|International Classification||H03H17/06, H03H17/02|
|Cooperative Classification||H03H17/0225, H03H17/06, H03H2218/085|
|European Classification||H03H17/06, H03H17/02E1|
|Mar 16, 1993||AS||Assignment|
Owner name: DSC COMMUNICATIONS CORPORATION, TEXAS
Free format text: ASSIGNMENT OF ASSIGNORS INTEREST.;ASSIGNOR:ELLIOT, PAUL M.;REEL/FRAME:006499/0058
Effective date: 19930224
|Apr 30, 1998||FPAY||Fee payment|
Year of fee payment: 4
|Nov 20, 1998||AS||Assignment|
Owner name: ALCATEL USA, INC., TEXAS
Free format text: ASSIGNMENT OF ASSIGNORS INTEREST;ASSIGNOR:DSC COMMUNICATIONS CORPORATION;REEL/FRAME:009648/0168
Effective date: 19980908

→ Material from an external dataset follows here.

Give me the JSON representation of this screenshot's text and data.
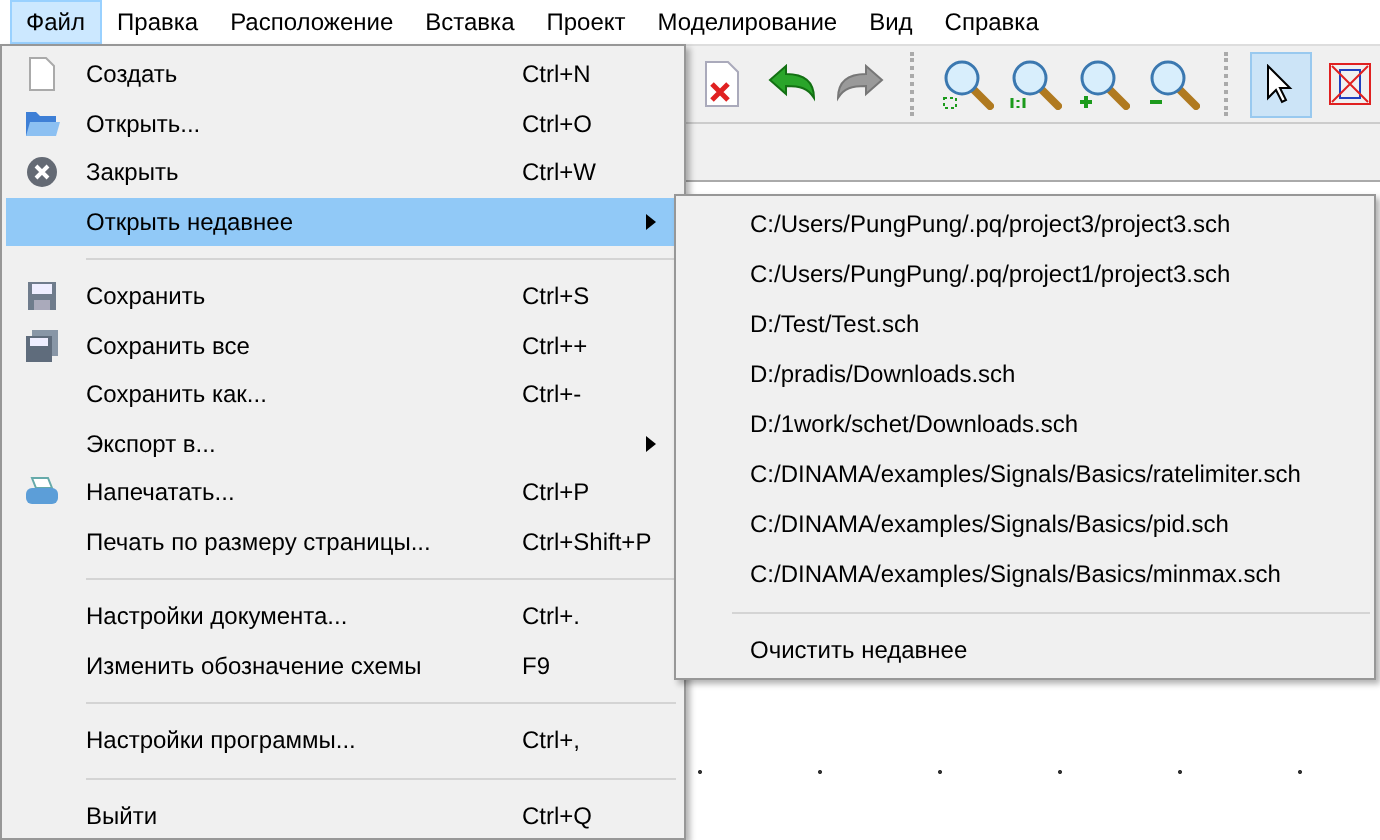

|Jun 14, 1999||AS||Assignment|
Owner name: ALCATEL USA, INC., TEXAS
Free format text: CHANGE OF NAME;ASSIGNOR:DSC COMMUNICATIONS CORPORATION;REEL/FRAME:010103/0873
Effective date: 19980908
|May 7, 2002||FPAY||Fee payment|
Year of fee payment: 8
|Jun 7, 2006||REMI||Maintenance fee reminder mailed|
|Nov 22, 2006||LAPS||Lapse for failure to pay maintenance fees|
|Jan 16, 2007||FP||Expired due to failure to pay maintenance fee|
Effective date: 20061122